For niche books, Jerusalem. Again, this one is at the Pima County Library, so free. It’s got a great intro, even getting into how history and geography has played into the food. Plus, it’s got an excellent shakshuka recipe, although, I have to admit, I combined it with the N.Y. Times recipe, mostly because I wanted to do it in a cast-iron pan and stick it in the oven. I’m not a fan of the runny yolk for shakshuka, although I know that’s the way most recipes recommend going, and it’s probably more traditional that way.

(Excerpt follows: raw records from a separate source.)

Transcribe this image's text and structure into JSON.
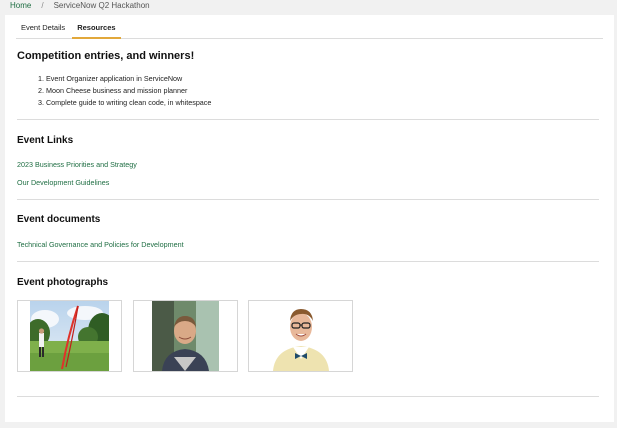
{
  "breadcrumb": {
    "home": "Home",
    "separator": "/",
    "current": "ServiceNow Q2 Hackathon"
  },
  "tabs": [
    {
      "label": "Event Details",
      "active": false
    },
    {
      "label": "Resources",
      "active": true
    }
  ],
  "competition": {
    "title": "Competition entries, and winners!",
    "entries": [
      "1. Event Organizer application in ServiceNow",
      "2. Moon Cheese business and mission planner",
      "3. Complete guide to writing clean code, in whitespace"
    ]
  },
  "event_links": {
    "title": "Event Links",
    "links": [
      "2023 Business Priorities and Strategy",
      "Our Development Guidelines"
    ]
  },
  "event_documents": {
    "title": "Event documents",
    "links": [
      "Technical Governance and Policies for Development"
    ]
  },
  "event_photographs": {
    "title": "Event photographs",
    "photos": [
      {
        "icon": "golf-course-photo"
      },
      {
        "icon": "man-portrait-photo"
      },
      {
        "icon": "man-bowtie-portrait-photo"
      }
    ]
  },
  "colors": {
    "link": "#1f6e43",
    "tab_underline": "#e2a83b"
  }
}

For an aspirational food philosophy book, The Wicked Healthy Cookbook. The intro is excellent. It’s got just enough about the writers and their stories to make you feel like you know the philosophy and the the whys behind what you’re doing. Woody Harrelson wrote the foreword. Also, even though the recipes are complex and challenging, they taste amazing and are well worth it in the end. Fair warning, though, this is a situation where the recipes build on each other. The first recipe I tried was for Ninja Nuts… basically almonds that are toasted in the oven after being coated in a sauce. The sauce, mango sriracha caramel, was delicious, but it required that I first make (or buy, I suppose) regular sriracha. It took me a week to make the sriracha itself, because of fermenting, and it took me another three (ish) hours to turn a bit of it into the mango caramel stuff. I felt super accomplished after the fact, though, and Ninja Nuts have become my go-to snack.